[Collected data entries]
══════

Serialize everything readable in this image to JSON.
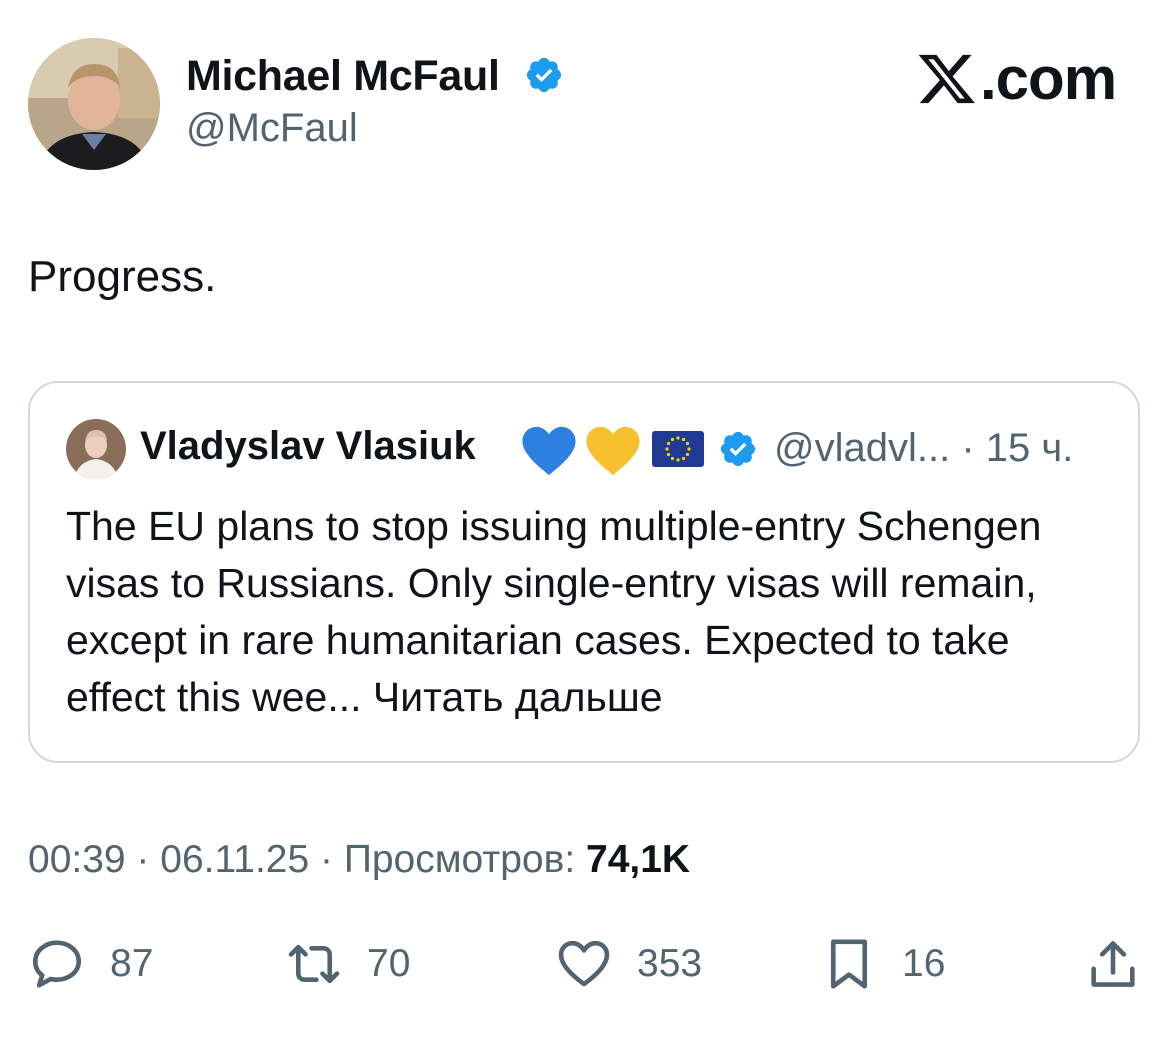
{
  "brand": {
    "label": ".com",
    "accent_color": "#1d9bf0"
  },
  "author": {
    "name": "Michael McFaul",
    "handle": "@McFaul",
    "verified": true
  },
  "tweet": {
    "text": "Progress."
  },
  "quoted": {
    "name": "Vladyslav Vlasiuk",
    "emojis": [
      "blue-heart",
      "yellow-heart",
      "eu-flag"
    ],
    "verified": true,
    "handle_time": "@vladvl... · 15 ч.",
    "text": "The EU plans to stop issuing multiple-entry Schengen visas to Russians. Only single-entry visas will remain, except in rare humanitarian cases. Expected to take effect this wee...",
    "read_more": "Читать дальше"
  },
  "meta": {
    "time_date": "00:39 · 06.11.25 · Просмотров:",
    "views": "74,1K"
  },
  "actions": {
    "replies": "87",
    "reposts": "70",
    "likes": "353",
    "bookmarks": "16"
  }
}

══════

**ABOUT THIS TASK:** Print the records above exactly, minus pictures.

**WORKED SOLUTION:**
Serialize everything readable in this image to JSON.
{
  "brand": {
    "label": ".com",
    "accent_color": "#1d9bf0"
  },
  "author": {
    "name": "Michael McFaul",
    "handle": "@McFaul",
    "verified": true
  },
  "tweet": {
    "text": "Progress."
  },
  "quoted": {
    "name": "Vladyslav Vlasiuk",
    "emojis": [
      "blue-heart",
      "yellow-heart",
      "eu-flag"
    ],
    "verified": true,
    "handle_time": "@vladvl... · 15 ч.",
    "text": "The EU plans to stop issuing multiple-entry Schengen visas to Russians. Only single-entry visas will remain, except in rare humanitarian cases. Expected to take effect this wee...",
    "read_more": "Читать дальше"
  },
  "meta": {
    "time_date": "00:39 · 06.11.25 · Просмотров:",
    "views": "74,1K"
  },
  "actions": {
    "replies": "87",
    "reposts": "70",
    "likes": "353",
    "bookmarks": "16"
  }
}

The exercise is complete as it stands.